A view of the lake Sembakkam in Chennai, showcasing its vast expanse and development all around.
Lake Sembakkam A view of the lake Sembakkam in Chennai, showcasing its vast expanse and development all around. © TNC-India

Stories in India

Changing Chennai’s Water Story By Restoring Its Wetlands

More than 85% of the wetlands in Chennai have been lost over the last three decades.

The last remaining natural wetland of Chennai—Pallikaranai—is easy to miss amid the urban spread of roads and buildings all around. The mere 10% that’s left is vaguely reminiscent of the 6,000 hectares that this wetland once covered in the 1960s. Pallikaranai represents the story of more than 90% of Chennai’s wetlands, which have been degraded or lost due to rapid and unplanned urbanisation. This is impacting the quality of life of its residents as they grapple with issues of water security, as well as the city’s environment and urban biodiversity. This degradation has compromised Chennai’s resilience against storms, floods and drought, as its wetlands can no longer absorb excess water during floods, nor provide adequate surface and groundwater during droughts.

In the aftermath of the 2015 floods that devastated the city, the Corporation of Chennai prioritised the restoration of 200 wetlands as part of its Smart Cities Initiative and disaster mitigation plans. We are working with partners—Care Earth Trust and the Indian Institute of Technology (Madras)—to support this effort by demonstrating a science-based wetland restoration plan that can be replicated across the city. Our aim is to bring together diverse stakeholders—NGOs, research institutions, corporates and citizens—and work collectively to transform Chennai into a city of thriving lakes.

A wetland is any land area that can hold surface water and support aquatic flora and fauna. In urban spaces, wetlands occur as lakes, ponds, marshlands, and swamps.
The Wonder of Wetlands A wetland is any land area that can hold surface water and support aquatic flora and fauna. In urban spaces, wetlands occur as lakes, ponds, marshlands, and swamps. © TNC

Restoring Sembakkam Lake

We are piloting our restoration efforts on Sembakkam lake, one of the 54 lakes that drain into the Pallikaranai wetland. This 100 acre lake is surrounded by residential colonies and has degraded over time due to excessive silt accumulation, untreated sewage disposal, solid waste dumping and illegal encroachment. Restoring this lake will have multiple benefits for the communities living around and the environment. It will also contribute towards improving the health of its surrounding interconnected lakes and, in turn, the Pallikaranai wetland.

“What’s unique about our approach is that we are undertaking a scientific study of roughly 12 sq km area around Sembakkam which forms the watershed of this lake," says Alpana Jain, Manager of our Cities Programme and lead for this project. "This will enable us to identify interventions that improve the hydrology and natural habitats of the entire watershed, along with addressing environmental challenges faced by the lake.”
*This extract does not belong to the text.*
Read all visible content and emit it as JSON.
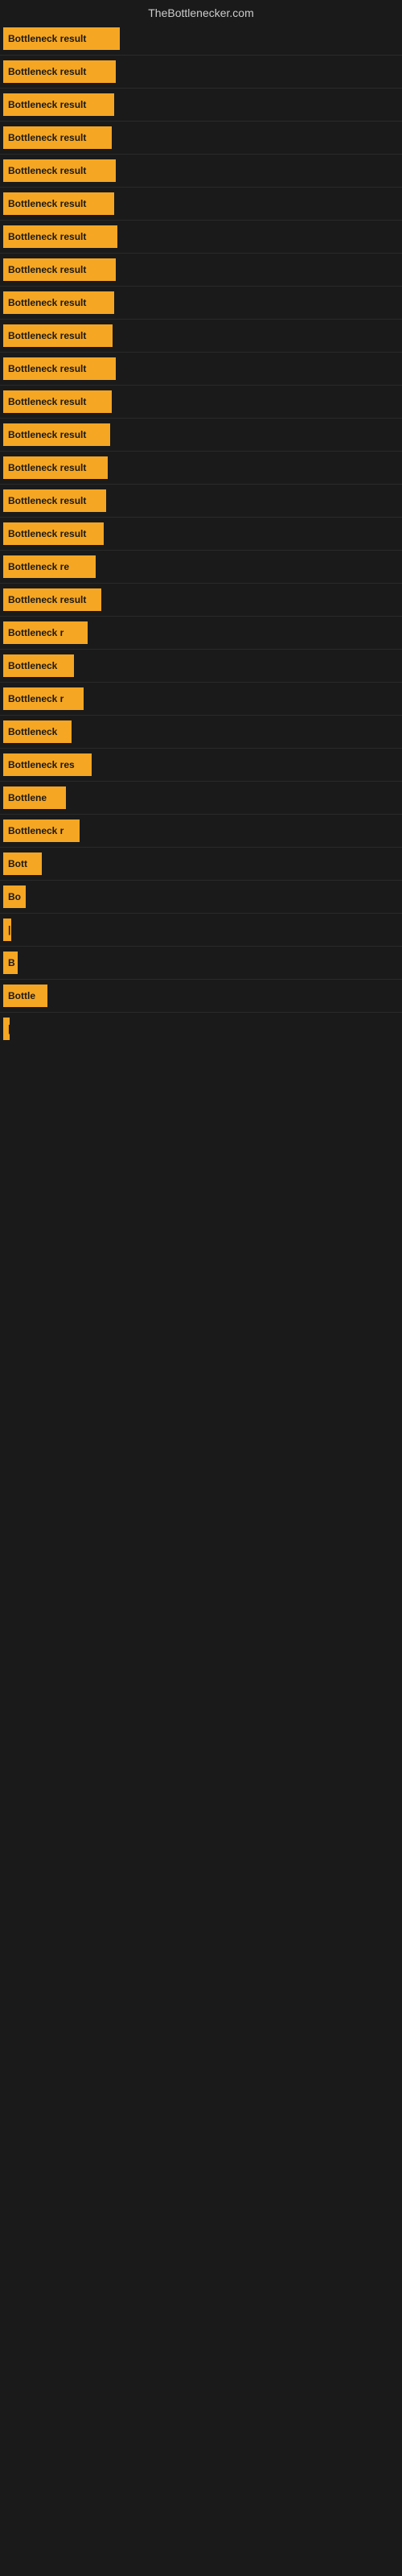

Under the leadership of IIT Madras, we will understand the water quality, groundwater levels, soil composition and depth, sources of siltation and sewage, and blockages in inlet and outlet channels connecting Sembakkam to other lakes. Along with the standard interventions such as removing silt, weeds and cleaning up solid waste from the area, we will also address critical issues of sewage discharge through natural treatment methods such as constructed wetlands and floating islands integrated with DEWATS system. A strong focus will be to find solutions together with the local authorities by presenting scientific data about the impact of sewage discharge on the lake’s health. Further, we will re-establish connectivity between Sembakkam and surrounding lakes which together flow into the Pallikaranai wetland by unblocking inlet and outlet channels, thereby improving the hydrology of the entire region.

Engaging communities for long-term impact

The local communities living around Sembakkam lake are its real custodians who can play an important role in ensuring maintenance of the lake once it is revived to good health. Without their support, these restoration efforts will not have a lasting impact.

“We are regularly engaging with community members to encourage participation in restoration from the start," says Nisha Priya, Project Manager, who is overseeing project implementation on the ground. "We aim to involve them in clean-up drives to remove solid waste, conduct surveys to document the biodiversity around the lake, undertake health assessment of the lake to measure water quality and participate in plantation drives to improve the natural habitat around the lake. We want to inculcate a sense of responsibility among the community towards their lake and experience the ecosystem services it provides towards their well-being.”

We are regularly engaging with community members to encourage participation in restoration from the start.

Project Manager

Catalysing impact at scale

Our long-term vision is to catalyse science-based wetland restoration efforts across the city, so its wetlands can provide ecosystem services for people and nature. To this end, we are creating a knowledge network to gather experiences on wetland restoration efforts from diverse stakeholders.

We will use this information, along with our own experience at Sembakkam lake to create a set of wetland restoration best practice guidelines. We aim to present this to the Corporation of Chennai as a tried and tested wetland restoration model that can inform their efforts across the city.